This task calls for copying each line below that contains "true".
───── Provided entries
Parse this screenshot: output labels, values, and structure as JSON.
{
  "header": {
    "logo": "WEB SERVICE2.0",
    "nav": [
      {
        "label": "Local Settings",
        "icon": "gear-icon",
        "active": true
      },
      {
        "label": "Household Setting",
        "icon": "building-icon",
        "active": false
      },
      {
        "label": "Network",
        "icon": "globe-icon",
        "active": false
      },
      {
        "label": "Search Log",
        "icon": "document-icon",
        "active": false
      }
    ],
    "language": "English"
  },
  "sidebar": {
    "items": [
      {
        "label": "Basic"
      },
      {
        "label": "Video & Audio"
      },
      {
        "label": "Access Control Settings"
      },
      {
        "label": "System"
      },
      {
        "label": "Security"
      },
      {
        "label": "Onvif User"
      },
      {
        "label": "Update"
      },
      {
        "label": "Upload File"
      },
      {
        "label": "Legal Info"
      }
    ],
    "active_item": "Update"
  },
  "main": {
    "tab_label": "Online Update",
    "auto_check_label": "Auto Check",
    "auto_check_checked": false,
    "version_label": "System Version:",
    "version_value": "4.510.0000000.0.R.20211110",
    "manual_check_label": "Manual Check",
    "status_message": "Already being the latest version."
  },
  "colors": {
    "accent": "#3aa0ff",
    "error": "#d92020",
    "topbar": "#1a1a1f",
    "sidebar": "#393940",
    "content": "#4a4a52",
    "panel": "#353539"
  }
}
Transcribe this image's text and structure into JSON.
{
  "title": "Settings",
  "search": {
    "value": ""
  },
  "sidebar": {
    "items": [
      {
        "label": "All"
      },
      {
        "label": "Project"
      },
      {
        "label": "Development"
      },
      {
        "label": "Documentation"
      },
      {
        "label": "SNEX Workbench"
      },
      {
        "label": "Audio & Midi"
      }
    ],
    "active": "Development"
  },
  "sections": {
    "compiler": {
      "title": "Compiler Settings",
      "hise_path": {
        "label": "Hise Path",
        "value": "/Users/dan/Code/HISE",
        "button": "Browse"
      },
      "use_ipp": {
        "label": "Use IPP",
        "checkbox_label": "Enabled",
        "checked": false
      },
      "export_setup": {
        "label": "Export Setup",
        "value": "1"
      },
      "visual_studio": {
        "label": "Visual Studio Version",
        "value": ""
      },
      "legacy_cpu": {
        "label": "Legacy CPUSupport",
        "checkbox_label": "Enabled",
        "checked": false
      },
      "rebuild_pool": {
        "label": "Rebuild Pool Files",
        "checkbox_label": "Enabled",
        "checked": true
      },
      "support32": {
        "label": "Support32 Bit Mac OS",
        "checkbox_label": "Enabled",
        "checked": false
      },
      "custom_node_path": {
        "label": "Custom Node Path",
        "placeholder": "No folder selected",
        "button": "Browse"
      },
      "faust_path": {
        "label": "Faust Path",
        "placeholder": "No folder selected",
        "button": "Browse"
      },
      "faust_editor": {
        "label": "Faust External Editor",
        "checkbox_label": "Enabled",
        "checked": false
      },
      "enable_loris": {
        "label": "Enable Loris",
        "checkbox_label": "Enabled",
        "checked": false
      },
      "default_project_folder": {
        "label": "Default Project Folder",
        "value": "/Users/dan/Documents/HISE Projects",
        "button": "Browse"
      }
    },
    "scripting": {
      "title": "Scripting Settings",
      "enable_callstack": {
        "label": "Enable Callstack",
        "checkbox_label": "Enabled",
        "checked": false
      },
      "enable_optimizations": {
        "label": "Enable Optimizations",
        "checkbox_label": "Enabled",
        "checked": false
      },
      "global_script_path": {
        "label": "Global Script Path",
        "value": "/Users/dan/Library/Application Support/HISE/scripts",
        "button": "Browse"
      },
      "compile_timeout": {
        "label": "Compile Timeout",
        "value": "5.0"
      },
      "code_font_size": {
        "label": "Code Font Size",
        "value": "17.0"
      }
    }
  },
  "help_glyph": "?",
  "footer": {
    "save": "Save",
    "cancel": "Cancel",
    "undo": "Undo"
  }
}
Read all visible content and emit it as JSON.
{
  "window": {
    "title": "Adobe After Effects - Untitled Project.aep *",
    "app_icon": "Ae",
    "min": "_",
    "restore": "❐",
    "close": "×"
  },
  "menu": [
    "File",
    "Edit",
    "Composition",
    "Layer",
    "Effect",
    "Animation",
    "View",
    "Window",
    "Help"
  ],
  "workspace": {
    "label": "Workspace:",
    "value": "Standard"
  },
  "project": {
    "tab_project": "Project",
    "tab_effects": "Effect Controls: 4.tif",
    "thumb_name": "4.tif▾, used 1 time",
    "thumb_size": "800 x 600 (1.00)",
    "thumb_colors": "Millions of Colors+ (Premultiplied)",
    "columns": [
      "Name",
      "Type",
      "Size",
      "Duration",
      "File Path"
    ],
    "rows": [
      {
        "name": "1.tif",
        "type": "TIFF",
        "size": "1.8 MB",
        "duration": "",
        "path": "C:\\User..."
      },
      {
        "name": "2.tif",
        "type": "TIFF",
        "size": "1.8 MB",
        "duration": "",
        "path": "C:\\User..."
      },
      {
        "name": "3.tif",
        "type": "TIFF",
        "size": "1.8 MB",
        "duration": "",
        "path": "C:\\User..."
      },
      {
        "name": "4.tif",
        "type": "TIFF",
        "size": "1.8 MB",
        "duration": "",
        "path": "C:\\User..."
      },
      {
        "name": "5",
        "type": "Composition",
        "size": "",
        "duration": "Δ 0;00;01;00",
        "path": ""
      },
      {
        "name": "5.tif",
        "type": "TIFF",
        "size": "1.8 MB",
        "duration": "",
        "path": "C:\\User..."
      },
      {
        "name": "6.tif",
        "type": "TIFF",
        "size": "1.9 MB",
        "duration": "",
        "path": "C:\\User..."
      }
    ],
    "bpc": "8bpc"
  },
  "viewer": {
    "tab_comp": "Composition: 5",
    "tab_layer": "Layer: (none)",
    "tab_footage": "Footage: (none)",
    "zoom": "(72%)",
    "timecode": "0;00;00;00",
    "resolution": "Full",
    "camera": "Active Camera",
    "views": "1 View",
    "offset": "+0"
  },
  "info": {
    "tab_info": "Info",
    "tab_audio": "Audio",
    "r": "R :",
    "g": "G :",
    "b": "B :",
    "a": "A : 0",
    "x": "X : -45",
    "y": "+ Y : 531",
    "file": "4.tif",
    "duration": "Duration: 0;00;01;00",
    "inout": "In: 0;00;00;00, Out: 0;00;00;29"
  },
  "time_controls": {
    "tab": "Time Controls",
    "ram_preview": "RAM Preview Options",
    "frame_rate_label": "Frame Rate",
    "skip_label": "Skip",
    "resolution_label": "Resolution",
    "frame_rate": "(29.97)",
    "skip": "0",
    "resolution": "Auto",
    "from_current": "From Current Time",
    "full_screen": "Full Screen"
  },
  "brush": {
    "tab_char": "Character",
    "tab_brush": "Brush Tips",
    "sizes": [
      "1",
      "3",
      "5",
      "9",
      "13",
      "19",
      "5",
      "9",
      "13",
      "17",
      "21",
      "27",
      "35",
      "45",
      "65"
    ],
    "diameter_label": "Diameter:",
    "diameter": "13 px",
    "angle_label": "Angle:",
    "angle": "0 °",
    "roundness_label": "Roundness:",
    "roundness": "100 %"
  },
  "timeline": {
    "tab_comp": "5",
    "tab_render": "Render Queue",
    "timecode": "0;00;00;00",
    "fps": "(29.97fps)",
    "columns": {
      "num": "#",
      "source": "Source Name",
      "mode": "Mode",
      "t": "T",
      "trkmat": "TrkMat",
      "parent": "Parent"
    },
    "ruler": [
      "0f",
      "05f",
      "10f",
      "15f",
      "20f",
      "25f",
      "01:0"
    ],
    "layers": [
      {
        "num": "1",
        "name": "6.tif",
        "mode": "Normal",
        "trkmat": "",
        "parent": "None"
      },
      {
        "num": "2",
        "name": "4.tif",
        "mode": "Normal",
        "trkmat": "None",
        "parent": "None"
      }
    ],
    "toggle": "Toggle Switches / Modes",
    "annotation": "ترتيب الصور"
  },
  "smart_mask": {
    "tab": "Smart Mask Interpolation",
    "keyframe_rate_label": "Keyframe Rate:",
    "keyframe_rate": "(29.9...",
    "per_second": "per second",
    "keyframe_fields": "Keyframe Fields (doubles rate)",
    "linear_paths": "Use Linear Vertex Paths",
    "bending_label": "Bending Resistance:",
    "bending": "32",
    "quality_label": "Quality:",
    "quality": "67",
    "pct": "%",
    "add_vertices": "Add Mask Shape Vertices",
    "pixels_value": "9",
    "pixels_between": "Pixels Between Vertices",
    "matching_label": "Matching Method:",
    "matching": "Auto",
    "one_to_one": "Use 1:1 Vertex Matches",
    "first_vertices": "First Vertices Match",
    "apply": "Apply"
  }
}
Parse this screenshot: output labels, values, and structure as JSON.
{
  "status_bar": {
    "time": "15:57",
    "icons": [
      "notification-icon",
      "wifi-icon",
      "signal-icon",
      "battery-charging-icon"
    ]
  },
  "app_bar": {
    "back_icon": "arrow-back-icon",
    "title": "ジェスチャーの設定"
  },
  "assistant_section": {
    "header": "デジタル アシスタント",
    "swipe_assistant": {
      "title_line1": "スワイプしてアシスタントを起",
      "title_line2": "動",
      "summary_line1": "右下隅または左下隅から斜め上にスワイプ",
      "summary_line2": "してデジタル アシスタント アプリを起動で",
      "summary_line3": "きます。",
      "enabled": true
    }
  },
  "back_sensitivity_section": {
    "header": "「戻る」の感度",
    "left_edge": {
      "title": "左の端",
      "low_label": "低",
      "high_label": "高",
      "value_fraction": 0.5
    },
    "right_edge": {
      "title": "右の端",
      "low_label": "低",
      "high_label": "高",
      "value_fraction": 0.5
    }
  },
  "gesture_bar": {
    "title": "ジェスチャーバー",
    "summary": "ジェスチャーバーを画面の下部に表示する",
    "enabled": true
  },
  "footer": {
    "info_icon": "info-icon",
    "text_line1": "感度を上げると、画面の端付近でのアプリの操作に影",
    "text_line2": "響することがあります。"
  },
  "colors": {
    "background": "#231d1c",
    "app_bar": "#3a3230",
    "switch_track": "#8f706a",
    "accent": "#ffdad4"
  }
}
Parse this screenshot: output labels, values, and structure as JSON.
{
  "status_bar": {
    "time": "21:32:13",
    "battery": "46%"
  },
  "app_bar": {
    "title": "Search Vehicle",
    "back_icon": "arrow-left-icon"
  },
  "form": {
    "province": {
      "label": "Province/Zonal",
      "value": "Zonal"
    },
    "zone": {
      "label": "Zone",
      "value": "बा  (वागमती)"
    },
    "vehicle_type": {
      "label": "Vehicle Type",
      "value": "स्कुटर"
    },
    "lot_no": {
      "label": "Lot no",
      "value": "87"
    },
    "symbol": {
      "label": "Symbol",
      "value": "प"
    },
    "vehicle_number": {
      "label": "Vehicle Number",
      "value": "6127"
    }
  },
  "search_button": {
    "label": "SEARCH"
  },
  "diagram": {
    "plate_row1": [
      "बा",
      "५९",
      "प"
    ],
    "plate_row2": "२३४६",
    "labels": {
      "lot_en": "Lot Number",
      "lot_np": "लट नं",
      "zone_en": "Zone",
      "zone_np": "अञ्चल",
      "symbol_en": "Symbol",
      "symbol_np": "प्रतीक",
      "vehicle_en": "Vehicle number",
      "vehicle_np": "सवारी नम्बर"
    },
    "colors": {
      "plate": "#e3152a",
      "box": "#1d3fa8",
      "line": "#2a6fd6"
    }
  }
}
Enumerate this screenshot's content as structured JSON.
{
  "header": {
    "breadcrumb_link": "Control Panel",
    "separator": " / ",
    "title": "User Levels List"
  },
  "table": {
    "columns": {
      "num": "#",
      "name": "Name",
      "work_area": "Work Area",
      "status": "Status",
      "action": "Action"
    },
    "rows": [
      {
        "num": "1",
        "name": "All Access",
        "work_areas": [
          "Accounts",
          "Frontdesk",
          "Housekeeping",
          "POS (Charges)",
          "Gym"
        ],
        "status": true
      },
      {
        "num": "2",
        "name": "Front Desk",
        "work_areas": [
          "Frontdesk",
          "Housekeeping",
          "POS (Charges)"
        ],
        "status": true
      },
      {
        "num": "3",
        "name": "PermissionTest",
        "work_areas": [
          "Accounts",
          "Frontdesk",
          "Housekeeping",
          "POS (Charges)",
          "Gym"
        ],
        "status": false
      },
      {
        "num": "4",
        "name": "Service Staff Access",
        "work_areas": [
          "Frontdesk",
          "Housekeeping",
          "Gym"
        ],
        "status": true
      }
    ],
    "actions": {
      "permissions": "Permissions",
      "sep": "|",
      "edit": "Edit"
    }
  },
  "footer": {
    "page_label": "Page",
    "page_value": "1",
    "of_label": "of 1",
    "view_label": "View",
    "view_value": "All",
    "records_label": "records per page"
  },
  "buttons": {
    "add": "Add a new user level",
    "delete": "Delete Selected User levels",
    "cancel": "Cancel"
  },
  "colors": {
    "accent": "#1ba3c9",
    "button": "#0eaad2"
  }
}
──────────
Solution for this problem:
        "active": true
        "checked": true
      "enabled": true
    "enabled": true
        "status": true
        "status": true
        "status": true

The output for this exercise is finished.